While many rangers and security personnel in rhino range states receive anti-poaching training and funding for on-the-ground equipment and operations, the training they receive is mostly geared towards catching poachers and making arrests. However, a ranger’s job is not done once an arrest is made. Evidence collection and case preparation are crucial parts of a ranger’s job to ensure that criminals are accountable for their crimes. Unfortunately, mistakes made during arrests and evidence collection can cause rhino and other wildlife crimes to be dismissed in court, causing the suspect to be released and able to return to poaching.
The International Rhino Foundation’s Intelligence Specialist, Rahul Dutta, is working to bridge this training gap and help increase the number of successful prosecutions and convictions in India through the publication of a comprehensive Wildlife Crime Investigation Manual. The first edition of the manual was published in 2015 but India’s wildlife laws have changed since then and it was time for an updated version. This manual is intended to be used as a tool that provides step-by-step guidance on how to conduct and file a case in court. The manual details interpretations of Indian laws and codes that pertain to wildlife crime, as well as past court verdicts that have led to precedents and laws. The manual also provides a detailed and streamlined checklist for rangers and officers to follow so they are able to act in a timely manner while ensuring any collected evidence and procedures are admissible in court.

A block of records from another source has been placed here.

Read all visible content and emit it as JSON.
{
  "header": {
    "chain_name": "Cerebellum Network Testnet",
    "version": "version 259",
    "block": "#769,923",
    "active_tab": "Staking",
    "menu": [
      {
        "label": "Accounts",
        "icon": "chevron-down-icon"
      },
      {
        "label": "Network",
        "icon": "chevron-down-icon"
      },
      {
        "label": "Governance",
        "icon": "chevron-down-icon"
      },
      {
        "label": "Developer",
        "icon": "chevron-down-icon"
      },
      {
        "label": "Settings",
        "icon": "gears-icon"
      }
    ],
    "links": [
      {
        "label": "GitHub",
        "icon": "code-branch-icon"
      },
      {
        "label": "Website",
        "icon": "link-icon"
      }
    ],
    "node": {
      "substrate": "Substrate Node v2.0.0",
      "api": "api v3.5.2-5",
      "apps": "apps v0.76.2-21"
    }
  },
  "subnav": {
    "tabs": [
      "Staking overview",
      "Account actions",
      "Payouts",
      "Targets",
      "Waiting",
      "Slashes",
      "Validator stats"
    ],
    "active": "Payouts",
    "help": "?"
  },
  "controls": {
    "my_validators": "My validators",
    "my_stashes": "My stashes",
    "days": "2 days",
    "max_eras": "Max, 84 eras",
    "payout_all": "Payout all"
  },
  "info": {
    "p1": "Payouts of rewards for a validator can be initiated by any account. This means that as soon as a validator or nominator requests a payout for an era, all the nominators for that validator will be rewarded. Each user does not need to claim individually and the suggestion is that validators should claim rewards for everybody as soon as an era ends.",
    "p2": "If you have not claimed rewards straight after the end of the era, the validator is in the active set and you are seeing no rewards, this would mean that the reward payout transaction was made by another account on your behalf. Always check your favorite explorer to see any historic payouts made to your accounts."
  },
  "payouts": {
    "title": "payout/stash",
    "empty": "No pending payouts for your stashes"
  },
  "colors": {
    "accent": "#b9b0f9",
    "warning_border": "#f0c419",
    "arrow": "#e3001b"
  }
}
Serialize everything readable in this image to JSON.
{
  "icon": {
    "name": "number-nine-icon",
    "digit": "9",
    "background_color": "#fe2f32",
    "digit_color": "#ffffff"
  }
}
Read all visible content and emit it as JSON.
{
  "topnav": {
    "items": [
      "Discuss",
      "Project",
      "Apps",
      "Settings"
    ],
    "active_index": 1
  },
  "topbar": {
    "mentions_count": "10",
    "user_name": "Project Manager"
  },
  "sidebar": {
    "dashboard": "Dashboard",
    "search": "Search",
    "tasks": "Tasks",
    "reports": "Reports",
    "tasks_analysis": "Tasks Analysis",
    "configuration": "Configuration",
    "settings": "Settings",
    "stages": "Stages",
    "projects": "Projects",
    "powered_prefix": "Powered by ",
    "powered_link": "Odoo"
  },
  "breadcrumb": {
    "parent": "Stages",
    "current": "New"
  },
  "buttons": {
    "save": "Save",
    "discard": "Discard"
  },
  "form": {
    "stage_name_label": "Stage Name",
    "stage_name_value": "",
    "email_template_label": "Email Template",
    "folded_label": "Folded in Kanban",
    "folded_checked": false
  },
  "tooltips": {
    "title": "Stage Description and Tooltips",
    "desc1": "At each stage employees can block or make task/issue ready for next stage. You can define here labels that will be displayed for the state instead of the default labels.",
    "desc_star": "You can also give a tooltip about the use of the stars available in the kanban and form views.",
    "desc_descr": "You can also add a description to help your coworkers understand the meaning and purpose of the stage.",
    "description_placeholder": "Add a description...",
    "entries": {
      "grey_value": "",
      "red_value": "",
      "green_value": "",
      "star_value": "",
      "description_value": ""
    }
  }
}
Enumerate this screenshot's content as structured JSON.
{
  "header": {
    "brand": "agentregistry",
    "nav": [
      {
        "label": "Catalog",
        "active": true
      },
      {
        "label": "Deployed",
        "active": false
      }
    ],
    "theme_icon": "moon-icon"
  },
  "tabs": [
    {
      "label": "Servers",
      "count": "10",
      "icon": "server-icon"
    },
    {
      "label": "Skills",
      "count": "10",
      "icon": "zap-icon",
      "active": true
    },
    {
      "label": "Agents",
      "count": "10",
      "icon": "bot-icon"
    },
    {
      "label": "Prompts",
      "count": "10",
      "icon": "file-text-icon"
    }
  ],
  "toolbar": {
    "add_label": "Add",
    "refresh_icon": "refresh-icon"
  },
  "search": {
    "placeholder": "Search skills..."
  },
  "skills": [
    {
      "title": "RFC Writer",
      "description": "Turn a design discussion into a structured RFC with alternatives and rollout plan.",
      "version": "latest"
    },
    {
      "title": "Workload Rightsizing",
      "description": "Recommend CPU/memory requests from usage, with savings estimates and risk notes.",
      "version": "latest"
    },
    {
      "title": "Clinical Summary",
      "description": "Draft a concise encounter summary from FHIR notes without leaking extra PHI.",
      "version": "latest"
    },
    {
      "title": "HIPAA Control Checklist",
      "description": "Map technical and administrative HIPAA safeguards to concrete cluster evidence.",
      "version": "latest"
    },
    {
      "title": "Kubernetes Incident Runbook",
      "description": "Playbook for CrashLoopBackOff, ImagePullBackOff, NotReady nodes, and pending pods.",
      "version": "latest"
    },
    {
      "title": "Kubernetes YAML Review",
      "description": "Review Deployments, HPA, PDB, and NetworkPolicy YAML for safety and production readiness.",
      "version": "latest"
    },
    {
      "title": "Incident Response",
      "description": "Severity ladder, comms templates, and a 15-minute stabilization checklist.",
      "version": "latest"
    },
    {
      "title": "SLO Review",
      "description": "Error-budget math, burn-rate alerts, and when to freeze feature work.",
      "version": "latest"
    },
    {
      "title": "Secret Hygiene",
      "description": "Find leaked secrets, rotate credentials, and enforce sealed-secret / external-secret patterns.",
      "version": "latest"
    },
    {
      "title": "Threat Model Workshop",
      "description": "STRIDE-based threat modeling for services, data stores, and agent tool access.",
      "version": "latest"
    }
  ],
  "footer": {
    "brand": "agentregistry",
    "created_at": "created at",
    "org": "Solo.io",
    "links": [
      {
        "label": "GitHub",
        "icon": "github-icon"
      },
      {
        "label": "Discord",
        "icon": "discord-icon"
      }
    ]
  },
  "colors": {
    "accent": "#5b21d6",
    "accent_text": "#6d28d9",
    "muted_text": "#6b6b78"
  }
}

The manual will be distributed to officers in the Forest Department and police officers who may not be as familiar with wildlife laws but are often involved in wildlife crime cases.
“I hope the manual will help bridge the gulf that sometimes exists between field staff and senior officers with different backgrounds, working in different areas. Wildlife crime investigations can be far-reaching and complicated and often involve large numbers of officers with differing levels of experience and knowledge of wildlife crime laws. For investigations to succeed, it’s critical that everyone is on the same page and using the same investigation techniques and protocols.” said Rahul Dutta.
This massive 460-page undertaking was made possible thanks to the funds provided by IRF partners and donors.